● **ACTIVITY**: Give back the entire listing verbatim.
--
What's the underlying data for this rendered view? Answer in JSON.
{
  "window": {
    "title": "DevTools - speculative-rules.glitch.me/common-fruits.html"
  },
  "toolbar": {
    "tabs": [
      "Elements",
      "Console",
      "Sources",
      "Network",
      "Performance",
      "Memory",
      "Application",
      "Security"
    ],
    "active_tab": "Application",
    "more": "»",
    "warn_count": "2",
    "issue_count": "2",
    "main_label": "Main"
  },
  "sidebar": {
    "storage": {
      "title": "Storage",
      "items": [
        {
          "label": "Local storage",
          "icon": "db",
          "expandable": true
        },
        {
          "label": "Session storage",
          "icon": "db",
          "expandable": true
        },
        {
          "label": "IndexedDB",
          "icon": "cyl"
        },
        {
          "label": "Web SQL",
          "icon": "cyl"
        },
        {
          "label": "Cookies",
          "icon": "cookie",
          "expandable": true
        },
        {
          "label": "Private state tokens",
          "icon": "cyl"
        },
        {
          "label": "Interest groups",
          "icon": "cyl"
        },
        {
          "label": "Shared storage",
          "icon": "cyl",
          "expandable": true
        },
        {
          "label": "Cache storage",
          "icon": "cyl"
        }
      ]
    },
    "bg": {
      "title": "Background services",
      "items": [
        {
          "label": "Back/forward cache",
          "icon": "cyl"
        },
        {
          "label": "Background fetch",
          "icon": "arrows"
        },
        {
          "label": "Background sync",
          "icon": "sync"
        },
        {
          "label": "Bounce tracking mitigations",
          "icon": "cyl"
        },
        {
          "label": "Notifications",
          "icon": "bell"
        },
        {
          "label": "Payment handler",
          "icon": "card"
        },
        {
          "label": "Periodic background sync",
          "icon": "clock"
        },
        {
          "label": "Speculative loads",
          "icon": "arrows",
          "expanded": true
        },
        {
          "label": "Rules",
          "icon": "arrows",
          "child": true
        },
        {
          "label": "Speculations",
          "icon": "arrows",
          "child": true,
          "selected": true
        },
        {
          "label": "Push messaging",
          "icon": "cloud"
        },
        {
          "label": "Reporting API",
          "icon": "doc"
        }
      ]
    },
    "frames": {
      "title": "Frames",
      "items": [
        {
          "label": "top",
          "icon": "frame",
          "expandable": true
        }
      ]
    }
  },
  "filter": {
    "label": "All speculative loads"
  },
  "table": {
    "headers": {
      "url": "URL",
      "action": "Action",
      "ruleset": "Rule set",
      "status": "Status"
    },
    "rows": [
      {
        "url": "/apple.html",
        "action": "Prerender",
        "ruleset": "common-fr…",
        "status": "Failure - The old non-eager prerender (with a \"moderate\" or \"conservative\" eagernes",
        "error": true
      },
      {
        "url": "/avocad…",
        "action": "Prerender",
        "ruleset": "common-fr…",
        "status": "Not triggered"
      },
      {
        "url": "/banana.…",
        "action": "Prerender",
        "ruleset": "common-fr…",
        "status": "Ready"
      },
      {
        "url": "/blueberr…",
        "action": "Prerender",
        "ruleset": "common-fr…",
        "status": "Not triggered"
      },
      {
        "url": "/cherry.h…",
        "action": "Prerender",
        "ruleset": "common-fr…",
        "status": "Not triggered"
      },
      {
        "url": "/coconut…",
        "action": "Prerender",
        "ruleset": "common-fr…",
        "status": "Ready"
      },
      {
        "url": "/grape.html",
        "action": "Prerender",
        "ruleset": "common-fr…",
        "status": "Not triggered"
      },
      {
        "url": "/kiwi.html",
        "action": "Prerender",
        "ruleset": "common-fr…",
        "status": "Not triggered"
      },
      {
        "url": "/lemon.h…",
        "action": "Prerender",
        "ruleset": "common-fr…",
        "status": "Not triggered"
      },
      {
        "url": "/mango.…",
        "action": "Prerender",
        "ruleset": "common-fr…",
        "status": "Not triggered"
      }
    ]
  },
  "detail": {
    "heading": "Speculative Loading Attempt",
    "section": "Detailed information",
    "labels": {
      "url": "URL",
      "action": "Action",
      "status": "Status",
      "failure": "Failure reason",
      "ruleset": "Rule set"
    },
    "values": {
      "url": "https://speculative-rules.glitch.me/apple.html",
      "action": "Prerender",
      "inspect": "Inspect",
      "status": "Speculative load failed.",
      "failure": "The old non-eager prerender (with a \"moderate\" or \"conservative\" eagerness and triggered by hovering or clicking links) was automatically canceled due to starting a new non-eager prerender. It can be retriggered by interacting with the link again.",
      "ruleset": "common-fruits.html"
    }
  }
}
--
● **SOLUTION TO THIS TASK**:
What's the underlying data for this rendered view? Answer in JSON.
{
  "window": {
    "title": "DevTools - speculative-rules.glitch.me/common-fruits.html"
  },
  "toolbar": {
    "tabs": [
      "Elements",
      "Console",
      "Sources",
      "Network",
      "Performance",
      "Memory",
      "Application",
      "Security"
    ],
    "active_tab": "Application",
    "more": "»",
    "warn_count": "2",
    "issue_count": "2",
    "main_label": "Main"
  },
  "sidebar": {
    "storage": {
      "title": "Storage",
      "items": [
        {
          "label": "Local storage",
          "icon": "db",
          "expandable": true
        },
        {
          "label": "Session storage",
          "icon": "db",
          "expandable": true
        },
        {
          "label": "IndexedDB",
          "icon": "cyl"
        },
        {
          "label": "Web SQL",
          "icon": "cyl"
        },
        {
          "label": "Cookies",
          "icon": "cookie",
          "expandable": true
        },
        {
          "label": "Private state tokens",
          "icon": "cyl"
        },
        {
          "label": "Interest groups",
          "icon": "cyl"
        },
        {
          "label": "Shared storage",
          "icon": "cyl",
          "expandable": true
        },
        {
          "label": "Cache storage",
          "icon": "cyl"
        }
      ]
    },
    "bg": {
      "title": "Background services",
      "items": [
        {
          "label": "Back/forward cache",
          "icon": "cyl"
        },
        {
          "label": "Background fetch",
          "icon": "arrows"
        },
        {
          "label": "Background sync",
          "icon": "sync"
        },
        {
          "label": "Bounce tracking mitigations",
          "icon": "cyl"
        },
        {
          "label": "Notifications",
          "icon": "bell"
        },
        {
          "label": "Payment handler",
          "icon": "card"
        },
        {
          "label": "Periodic background sync",
          "icon": "clock"
        },
        {
          "label": "Speculative loads",
          "icon": "arrows",
          "expanded": true
        },
        {
          "label": "Rules",
          "icon": "arrows",
          "child": true
        },
        {
          "label": "Speculations",
          "icon": "arrows",
          "child": true,
          "selected": true
        },
        {
          "label": "Push messaging",
          "icon": "cloud"
        },
        {
          "label": "Reporting API",
          "icon": "doc"
        }
      ]
    },
    "frames": {
      "title": "Frames",
      "items": [
        {
          "label": "top",
          "icon": "frame",
          "expandable": true
        }
      ]
    }
  },
  "filter": {
    "label": "All speculative loads"
  },
  "table": {
    "headers": {
      "url": "URL",
      "action": "Action",
      "ruleset": "Rule set",
      "status": "Status"
    },
    "rows": [
      {
        "url": "/apple.html",
        "action": "Prerender",
        "ruleset": "common-fr…",
        "status": "Failure - The old non-eager prerender (with a \"moderate\" or \"conservative\" eagernes",
        "error": true
      },
      {
        "url": "/avocad…",
        "action": "Prerender",
        "ruleset": "common-fr…",
        "status": "Not triggered"
      },
      {
        "url": "/banana.…",
        "action": "Prerender",
        "ruleset": "common-fr…",
        "status": "Ready"
      },
      {
        "url": "/blueberr…",
        "action": "Prerender",
        "ruleset": "common-fr…",
        "status": "Not triggered"
      },
      {
        "url": "/cherry.h…",
        "action": "Prerender",
        "ruleset": "common-fr…",
        "status": "Not triggered"
      },
      {
        "url": "/coconut…",
        "action": "Prerender",
        "ruleset": "common-fr…",
        "status": "Ready"
      },
      {
        "url": "/grape.html",
        "action": "Prerender",
        "ruleset": "common-fr…",
        "status": "Not triggered"
      },
      {
        "url": "/kiwi.html",
        "action": "Prerender",
        "ruleset": "common-fr…",
        "status": "Not triggered"
      },
      {
        "url": "/lemon.h…",
        "action": "Prerender",
        "ruleset": "common-fr…",
        "status": "Not triggered"
      },
      {
        "url": "/mango.…",
        "action": "Prerender",
        "ruleset": "common-fr…",
        "status": "Not triggered"
      }
    ]
  },
  "detail": {
    "heading": "Speculative Loading Attempt",
    "section": "Detailed information",
    "labels": {
      "url": "URL",
      "action": "Action",
      "status": "Status",
      "failure": "Failure reason",
      "ruleset": "Rule set"
    },
    "values": {
      "url": "https://speculative-rules.glitch.me/apple.html",
      "action": "Prerender",
      "inspect": "Inspect",
      "status": "Speculative load failed.",
      "failure": "The old non-eager prerender (with a \"moderate\" or \"conservative\" eagerness and triggered by hovering or clicking links) was automatically canceled due to starting a new non-eager prerender. It can be retriggered by interacting with the link again.",
      "ruleset": "common-fruits.html"
    }
  }
}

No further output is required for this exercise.